The crews of both ships, as well as the ships themselves, disappeared off the face of the earth in 1848 while searching for the Northwest Passage. Their fates have remained a mystery for centuries. Around thirty expeditions were sent after them, first with the hope of finding someone alive and then out of simple scientific curiosity. There are have been dozens of theories posed as to what happened to the two ships, some more outlandish than others.
As the search continued for the two ships and their crew, more and more men met their deaths in the terrible conditions of the Arctic. It was not until 1859 that any remains of the men were found. These were accompanied by a log that explained how the two ships became stuck in the ice. The crew labored with the ships for almost two years, trying desperately to get them free. Over this period of time the captain of Erebus, John Franklin, as well as twenty-three crew members died. The log ended in April of 1848 but not before stating that the remaining men set out on foot in an effort to walk across the Arctic.
As scientific research as progressed and the skeletal remains have been studied, it has become clear that one of the main reasons that the men, who should’ve had plenty of supplies for another years, died was due to the state of the tinned food. These cans were hastily prepared and ended up containing a great deal of lead which poisoned the men over months and years of consumption.

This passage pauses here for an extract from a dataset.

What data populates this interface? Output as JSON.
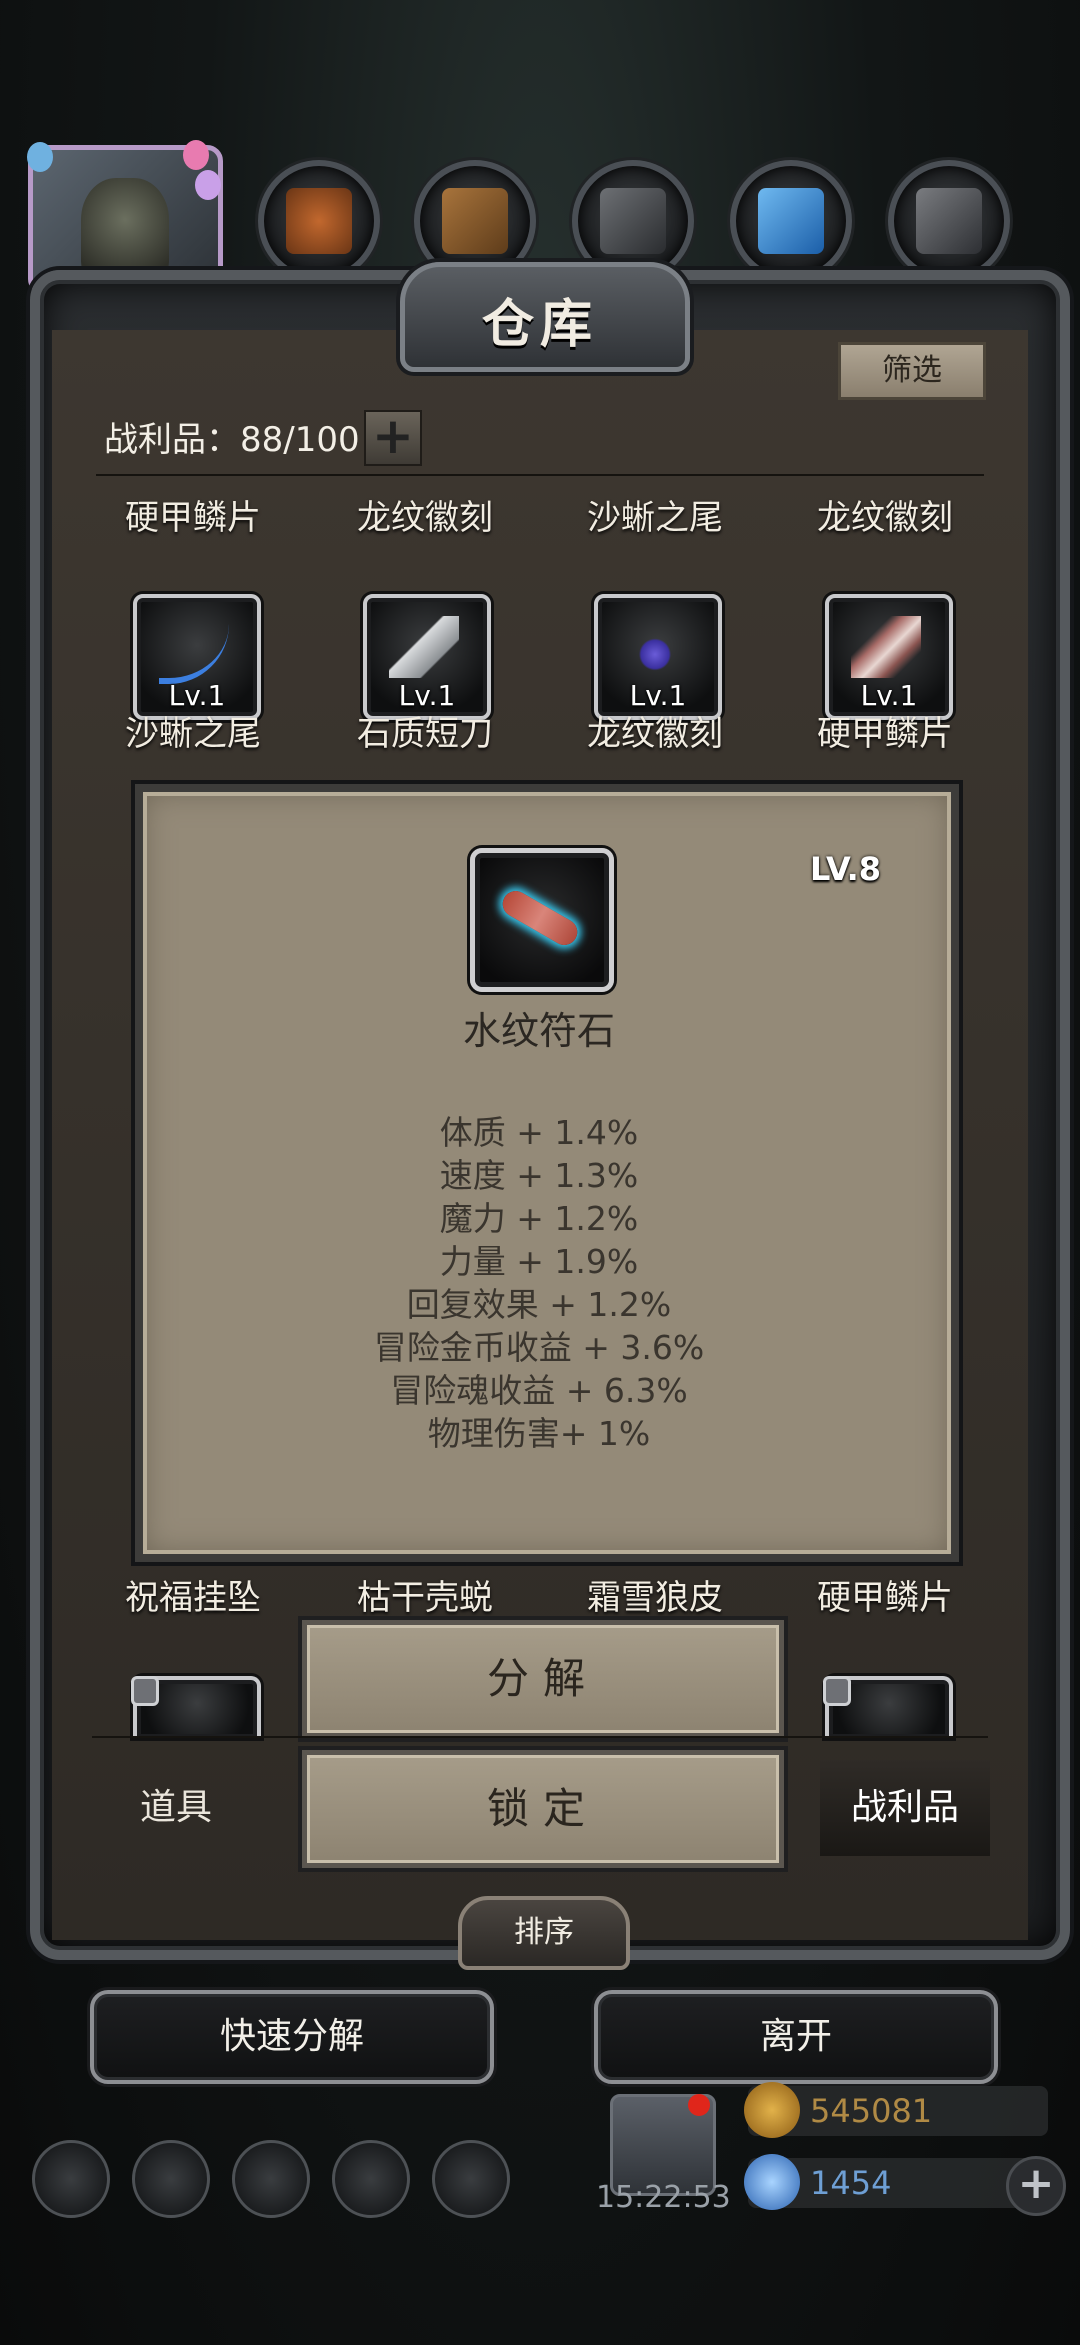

May 19, 1845: The Franklin Expedition departed from Greenhithe, near London, England.
July 4, 1845: The ships arrived at the Whale Fish Islands, Greenland.
July 12, 1845: Crew members mailed their last letters home.
July 29 or 31, 1845: HMS Erebus and Terror were sighted in Baffin Bay
Winter 1845 to 1846: The expedition spent its first winter in the Arctic off Beechey Island, three crew members died.
September 1846 to Spring 1848: The ships were surrounded and stuck in ice northwest of King William Island.
June 11, 1847: Sir John Franklin died.
April 22, 1848: The men deserted the ships.
April 25, 1848: The men landed on King William Island, officers left a note stating their plan to walk out.
September 2, 2014: HMS Erebus, is found.
2016: Terror is located in Terror Bay.
(Timeline from historymusem.com)
Image credit: Wyman Laliberte from Edmonton, Canada, Public domain, via Wikimedia Commons
Discovery of the Wreck of the HMS Erebus and Terror
In 1859 a note was found, on a preprinted Admiralty form, that contained information about the fate of the two ships and their men. The first note was written in 1847 and described everything in calm, expected terms. The second note was added a year late in April 1848. It states that twenty-four people, including Franklin, the captain of Erebus had died. The note also describes how the two ships had been abandoned after being trapped in the ice for more than 19 months. The note was found near Victory Point near King William Island. It was there that the men came ashore after abandoning their ships.
The wrecks from the Franklin expedition were discovered in 2014 and 2016, providing answers to some questions but also creating many more. HMS Erebus was discovered by Parks Canada in 2014, Terror was found two years later. Since the two ships have undergone extensive study by the Canadian government and nonprofit groups. The interiors of both ships have been explored extensively over the last several years with hundreds of objects of interest taken from each and brought out for the public to see.